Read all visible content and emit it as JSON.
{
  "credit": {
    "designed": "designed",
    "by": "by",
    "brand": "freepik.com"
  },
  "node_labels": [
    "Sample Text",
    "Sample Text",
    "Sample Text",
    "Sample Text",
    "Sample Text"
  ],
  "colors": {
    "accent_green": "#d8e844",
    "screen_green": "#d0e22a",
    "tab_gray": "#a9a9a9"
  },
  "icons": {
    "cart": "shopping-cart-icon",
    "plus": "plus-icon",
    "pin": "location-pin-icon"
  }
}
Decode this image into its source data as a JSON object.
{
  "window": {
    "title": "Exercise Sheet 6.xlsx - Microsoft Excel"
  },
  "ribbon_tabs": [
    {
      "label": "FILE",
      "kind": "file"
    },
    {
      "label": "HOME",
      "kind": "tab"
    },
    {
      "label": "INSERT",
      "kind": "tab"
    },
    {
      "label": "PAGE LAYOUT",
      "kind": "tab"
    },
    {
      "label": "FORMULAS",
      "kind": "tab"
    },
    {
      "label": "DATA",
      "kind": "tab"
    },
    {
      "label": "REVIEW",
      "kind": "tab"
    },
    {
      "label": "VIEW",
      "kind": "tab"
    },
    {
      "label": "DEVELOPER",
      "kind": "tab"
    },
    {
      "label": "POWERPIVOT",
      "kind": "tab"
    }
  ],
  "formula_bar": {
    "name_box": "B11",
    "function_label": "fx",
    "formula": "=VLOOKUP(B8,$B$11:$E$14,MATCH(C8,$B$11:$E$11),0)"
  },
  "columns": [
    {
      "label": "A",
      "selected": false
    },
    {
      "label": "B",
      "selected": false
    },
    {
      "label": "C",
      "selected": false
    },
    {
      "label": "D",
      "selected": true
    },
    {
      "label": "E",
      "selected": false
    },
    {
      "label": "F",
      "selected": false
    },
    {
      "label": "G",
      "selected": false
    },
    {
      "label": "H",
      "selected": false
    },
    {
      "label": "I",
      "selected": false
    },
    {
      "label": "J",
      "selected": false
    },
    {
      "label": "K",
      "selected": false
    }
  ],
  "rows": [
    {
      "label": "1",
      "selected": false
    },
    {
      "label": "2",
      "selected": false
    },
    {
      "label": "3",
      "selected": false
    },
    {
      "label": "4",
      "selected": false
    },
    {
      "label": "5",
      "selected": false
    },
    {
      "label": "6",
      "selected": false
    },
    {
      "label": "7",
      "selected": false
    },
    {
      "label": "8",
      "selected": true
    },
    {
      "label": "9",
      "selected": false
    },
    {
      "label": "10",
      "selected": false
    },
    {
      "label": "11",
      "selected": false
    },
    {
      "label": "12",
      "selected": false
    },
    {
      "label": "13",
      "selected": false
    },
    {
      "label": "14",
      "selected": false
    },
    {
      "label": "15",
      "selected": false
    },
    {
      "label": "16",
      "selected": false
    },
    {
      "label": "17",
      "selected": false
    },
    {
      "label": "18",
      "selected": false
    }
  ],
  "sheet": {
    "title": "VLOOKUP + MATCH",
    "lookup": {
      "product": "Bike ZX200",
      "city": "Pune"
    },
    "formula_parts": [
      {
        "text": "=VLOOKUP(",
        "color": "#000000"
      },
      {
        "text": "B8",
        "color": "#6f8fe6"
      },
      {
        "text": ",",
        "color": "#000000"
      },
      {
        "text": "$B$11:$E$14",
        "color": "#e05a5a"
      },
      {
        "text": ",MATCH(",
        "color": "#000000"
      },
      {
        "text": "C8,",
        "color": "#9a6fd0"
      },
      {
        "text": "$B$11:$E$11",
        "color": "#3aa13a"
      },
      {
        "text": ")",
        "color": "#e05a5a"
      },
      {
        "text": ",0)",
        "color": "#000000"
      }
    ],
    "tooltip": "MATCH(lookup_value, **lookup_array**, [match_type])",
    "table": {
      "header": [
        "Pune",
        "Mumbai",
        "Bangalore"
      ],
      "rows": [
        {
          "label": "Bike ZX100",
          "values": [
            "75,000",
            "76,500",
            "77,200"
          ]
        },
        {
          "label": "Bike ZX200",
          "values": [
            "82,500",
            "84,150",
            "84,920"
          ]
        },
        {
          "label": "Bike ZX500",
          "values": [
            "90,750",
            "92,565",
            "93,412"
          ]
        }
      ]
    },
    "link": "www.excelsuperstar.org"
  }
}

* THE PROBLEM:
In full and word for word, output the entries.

* WRITTEN REPLY:
Read all visible content and emit it as JSON.
{
  "credit": {
    "designed": "designed",
    "by": "by",
    "brand": "freepik.com"
  },
  "node_labels": [
    "Sample Text",
    "Sample Text",
    "Sample Text",
    "Sample Text",
    "Sample Text"
  ],
  "colors": {
    "accent_green": "#d8e844",
    "screen_green": "#d0e22a",
    "tab_gray": "#a9a9a9"
  },
  "icons": {
    "cart": "shopping-cart-icon",
    "plus": "plus-icon",
    "pin": "location-pin-icon"
  }
}
Decode this image into its source data as a JSON object.
{
  "window": {
    "title": "Exercise Sheet 6.xlsx - Microsoft Excel"
  },
  "ribbon_tabs": [
    {
      "label": "FILE",
      "kind": "file"
    },
    {
      "label": "HOME",
      "kind": "tab"
    },
    {
      "label": "INSERT",
      "kind": "tab"
    },
    {
      "label": "PAGE LAYOUT",
      "kind": "tab"
    },
    {
      "label": "FORMULAS",
      "kind": "tab"
    },
    {
      "label": "DATA",
      "kind": "tab"
    },
    {
      "label": "REVIEW",
      "kind": "tab"
    },
    {
      "label": "VIEW",
      "kind": "tab"
    },
    {
      "label": "DEVELOPER",
      "kind": "tab"
    },
    {
      "label": "POWERPIVOT",
      "kind": "tab"
    }
  ],
  "formula_bar": {
    "name_box": "B11",
    "function_label": "fx",
    "formula": "=VLOOKUP(B8,$B$11:$E$14,MATCH(C8,$B$11:$E$11),0)"
  },
  "columns": [
    {
      "label": "A",
      "selected": false
    },
    {
      "label": "B",
      "selected": false
    },
    {
      "label": "C",
      "selected": false
    },
    {
      "label": "D",
      "selected": true
    },
    {
      "label": "E",
      "selected": false
    },
    {
      "label": "F",
      "selected": false
    },
    {
      "label": "G",
      "selected": false
    },
    {
      "label": "H",
      "selected": false
    },
    {
      "label": "I",
      "selected": false
    },
    {
      "label": "J",
      "selected": false
    },
    {
      "label": "K",
      "selected": false
    }
  ],
  "rows": [
    {
      "label": "1",
      "selected": false
    },
    {
      "label": "2",
      "selected": false
    },
    {
      "label": "3",
      "selected": false
    },
    {
      "label": "4",
      "selected": false
    },
    {
      "label": "5",
      "selected": false
    },
    {
      "label": "6",
      "selected": false
    },
    {
      "label": "7",
      "selected": false
    },
    {
      "label": "8",
      "selected": true
    },
    {
      "label": "9",
      "selected": false
    },
    {
      "label": "10",
      "selected": false
    },
    {
      "label": "11",
      "selected": false
    },
    {
      "label": "12",
      "selected": false
    },
    {
      "label": "13",
      "selected": false
    },
    {
      "label": "14",
      "selected": false
    },
    {
      "label": "15",
      "selected": false
    },
    {
      "label": "16",
      "selected": false
    },
    {
      "label": "17",
      "selected": false
    },
    {
      "label": "18",
      "selected": false
    }
  ],
  "sheet": {
    "title": "VLOOKUP + MATCH",
    "lookup": {
      "product": "Bike ZX200",
      "city": "Pune"
    },
    "formula_parts": [
      {
        "text": "=VLOOKUP(",
        "color": "#000000"
      },
      {
        "text": "B8",
        "color": "#6f8fe6"
      },
      {
        "text": ",",
        "color": "#000000"
      },
      {
        "text": "$B$11:$E$14",
        "color": "#e05a5a"
      },
      {
        "text": ",MATCH(",
        "color": "#000000"
      },
      {
        "text": "C8,",
        "color": "#9a6fd0"
      },
      {
        "text": "$B$11:$E$11",
        "color": "#3aa13a"
      },
      {
        "text": ")",
        "color": "#e05a5a"
      },
      {
        "text": ",0)",
        "color": "#000000"
      }
    ],
    "tooltip": "MATCH(lookup_value, **lookup_array**, [match_type])",
    "table": {
      "header": [
        "Pune",
        "Mumbai",
        "Bangalore"
      ],
      "rows": [
        {
          "label": "Bike ZX100",
          "values": [
            "75,000",
            "76,500",
            "77,200"
          ]
        },
        {
          "label": "Bike ZX200",
          "values": [
            "82,500",
            "84,150",
            "84,920"
          ]
        },
        {
          "label": "Bike ZX500",
          "values": [
            "90,750",
            "92,565",
            "93,412"
          ]
        }
      ]
    },
    "link": "www.excelsuperstar.org"
  }
}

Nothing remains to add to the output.